Sappy Song Department
“Into the Night” by Benny Mardones (1980/89)
Sappy but brilliant, the vocals on this song are phenomenal! Benny’s range and soulful rendering over this catchy melody is memorable. It is really a shame Benny Mardones did not do more material. It is estimated that this song has been played at least 4.5 million times in the U.S. alone.
Friday, 12 August 2011
Still sane... You may think you're crossing the line... Still sane... You may think you're losing your mind
Well Worth a Listen
“Still Sane”, by Carolyn Mas (1979)
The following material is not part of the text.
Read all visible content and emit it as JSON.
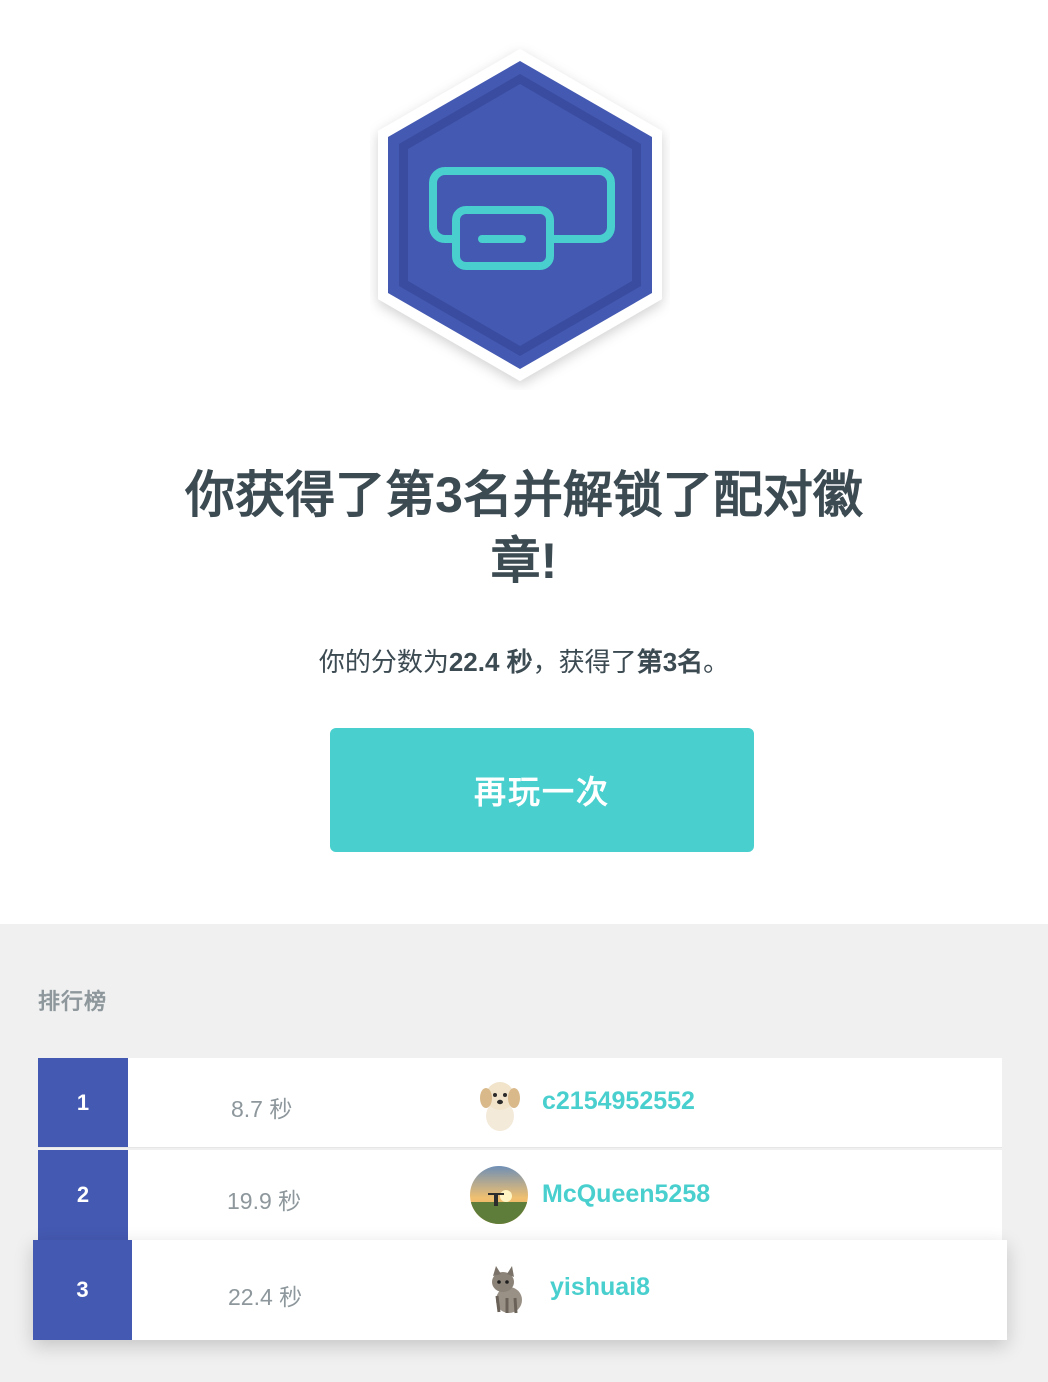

In the same vein as “Hold Your Head Up” by Argent or “Don’t Let is Show” by the Alan Parsons Project, “Still Sane” is one of those ‘self-help’ songs. It, like the other songs on her debut album of the same name, has an undertone of defiance, yet vulnerability. It always puzzled me why Carolyn Mas did not have better commercial success.
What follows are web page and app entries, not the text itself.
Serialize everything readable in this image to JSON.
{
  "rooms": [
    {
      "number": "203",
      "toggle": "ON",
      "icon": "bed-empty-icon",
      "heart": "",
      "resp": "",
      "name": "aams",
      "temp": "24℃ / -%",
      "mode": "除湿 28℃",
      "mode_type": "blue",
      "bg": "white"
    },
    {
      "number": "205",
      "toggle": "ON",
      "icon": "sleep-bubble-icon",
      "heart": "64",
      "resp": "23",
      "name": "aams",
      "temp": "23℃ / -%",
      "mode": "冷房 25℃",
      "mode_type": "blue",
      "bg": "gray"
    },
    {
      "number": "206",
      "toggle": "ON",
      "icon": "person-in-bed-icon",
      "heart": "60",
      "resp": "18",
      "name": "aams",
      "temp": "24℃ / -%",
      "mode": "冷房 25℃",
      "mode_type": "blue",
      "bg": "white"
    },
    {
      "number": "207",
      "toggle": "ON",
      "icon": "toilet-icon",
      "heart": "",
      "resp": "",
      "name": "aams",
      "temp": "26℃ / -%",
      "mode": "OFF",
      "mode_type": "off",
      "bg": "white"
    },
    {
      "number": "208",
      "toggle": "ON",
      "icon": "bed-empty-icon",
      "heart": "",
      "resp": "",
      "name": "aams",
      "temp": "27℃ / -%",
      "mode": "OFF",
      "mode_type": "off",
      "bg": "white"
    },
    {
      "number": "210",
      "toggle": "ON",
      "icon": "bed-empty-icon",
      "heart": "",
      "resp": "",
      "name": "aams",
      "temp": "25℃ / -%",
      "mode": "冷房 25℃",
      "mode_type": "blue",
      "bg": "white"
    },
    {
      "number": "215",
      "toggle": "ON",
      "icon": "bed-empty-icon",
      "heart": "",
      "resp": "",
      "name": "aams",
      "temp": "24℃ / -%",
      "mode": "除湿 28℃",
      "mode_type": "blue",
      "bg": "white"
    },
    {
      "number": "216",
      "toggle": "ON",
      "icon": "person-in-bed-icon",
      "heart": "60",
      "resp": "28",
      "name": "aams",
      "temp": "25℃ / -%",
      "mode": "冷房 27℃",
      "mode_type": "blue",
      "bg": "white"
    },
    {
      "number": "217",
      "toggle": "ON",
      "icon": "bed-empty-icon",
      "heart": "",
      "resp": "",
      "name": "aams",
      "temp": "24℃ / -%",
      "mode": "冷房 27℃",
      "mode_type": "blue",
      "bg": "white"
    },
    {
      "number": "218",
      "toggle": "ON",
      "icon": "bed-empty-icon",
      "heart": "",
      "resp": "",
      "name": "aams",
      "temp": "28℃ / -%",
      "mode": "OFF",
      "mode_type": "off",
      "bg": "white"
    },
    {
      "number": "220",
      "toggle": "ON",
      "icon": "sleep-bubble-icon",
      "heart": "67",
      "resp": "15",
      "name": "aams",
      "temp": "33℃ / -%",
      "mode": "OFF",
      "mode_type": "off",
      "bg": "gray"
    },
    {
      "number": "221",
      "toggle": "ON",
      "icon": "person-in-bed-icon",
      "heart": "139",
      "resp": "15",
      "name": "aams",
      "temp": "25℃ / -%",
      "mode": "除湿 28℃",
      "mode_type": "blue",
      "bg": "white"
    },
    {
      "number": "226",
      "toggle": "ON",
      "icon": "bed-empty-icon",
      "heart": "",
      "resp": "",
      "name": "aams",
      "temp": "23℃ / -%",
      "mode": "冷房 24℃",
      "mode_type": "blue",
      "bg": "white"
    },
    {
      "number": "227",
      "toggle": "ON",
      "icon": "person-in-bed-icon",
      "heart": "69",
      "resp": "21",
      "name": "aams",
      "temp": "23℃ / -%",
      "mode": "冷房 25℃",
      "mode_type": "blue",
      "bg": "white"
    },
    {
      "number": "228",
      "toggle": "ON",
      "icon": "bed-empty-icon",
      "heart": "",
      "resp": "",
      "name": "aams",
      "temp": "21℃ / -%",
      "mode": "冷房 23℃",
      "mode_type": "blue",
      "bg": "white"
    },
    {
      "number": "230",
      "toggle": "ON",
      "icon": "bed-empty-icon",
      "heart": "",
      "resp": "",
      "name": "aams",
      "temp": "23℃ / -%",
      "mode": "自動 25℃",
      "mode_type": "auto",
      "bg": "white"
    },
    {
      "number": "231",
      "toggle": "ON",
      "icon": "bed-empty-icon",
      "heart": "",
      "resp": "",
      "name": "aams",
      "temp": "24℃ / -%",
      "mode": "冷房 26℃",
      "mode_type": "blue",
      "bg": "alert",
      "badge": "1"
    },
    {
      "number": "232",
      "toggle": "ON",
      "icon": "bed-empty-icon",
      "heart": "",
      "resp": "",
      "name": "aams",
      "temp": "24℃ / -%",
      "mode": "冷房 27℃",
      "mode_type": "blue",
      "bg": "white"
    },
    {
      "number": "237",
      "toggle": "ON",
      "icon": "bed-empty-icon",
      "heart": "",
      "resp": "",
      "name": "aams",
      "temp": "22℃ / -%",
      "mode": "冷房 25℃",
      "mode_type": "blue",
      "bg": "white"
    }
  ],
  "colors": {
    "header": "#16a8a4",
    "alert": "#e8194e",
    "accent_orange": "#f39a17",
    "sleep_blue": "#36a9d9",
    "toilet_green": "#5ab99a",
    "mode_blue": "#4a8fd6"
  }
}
Born in NY, Carolyn’s father invented the battery charger. I didn’t know that when her debut self-penned album “Carolyn Mas” came out in 1979, but that is a good enough reason for me to listen if I had not already. Classically trained in voice, piano and guitar, in her early years she listened to Cole Porter, the Beatles, Dylan, and all kinds of classical and folk music.
Thursday, 11 August 2011
There is no sense in pretending. Your eyes give you away. Something inside you is feeling like I do. We've said all there is to say...
Pick of the Week
“Breakdown” by Tom Petty and the Heartbreakers (1976)
When I was a teenager my friends and I decided to go skating at the Lagoon. To go to the rink we had to go down this steep hill (85th Street) that was on the edge of town. It was of course winter, and the road was icy. The cars in those days were huge. The B-52s refer to a ‘Chrysler as big as a whale’ which was not that much of an exaggeration. We were travelling in a Plymouth I think. So if a Chrysler can be compared to a blue whale, it was only as big as say a hump-back whale. The radio was playing “Don’t Do Me Like That” by Tom Petty. For whatever reason the driver of the car (yes, we were inexperienced) lost control of the car and it spun around a few times, plunging down this road. Everyone cringed and grabbed a hold of something. Miraculously we ended up going back down the hill in the same direction, didn’t hit anything and no one hurt. We looked at each other and thought “What the hell just happened?” and down the hill we went. This was all to the tune of “Don’t Do me Like That” mind you, so it is kind of engrained in my memory now. Loved Tom Petty that day and still do.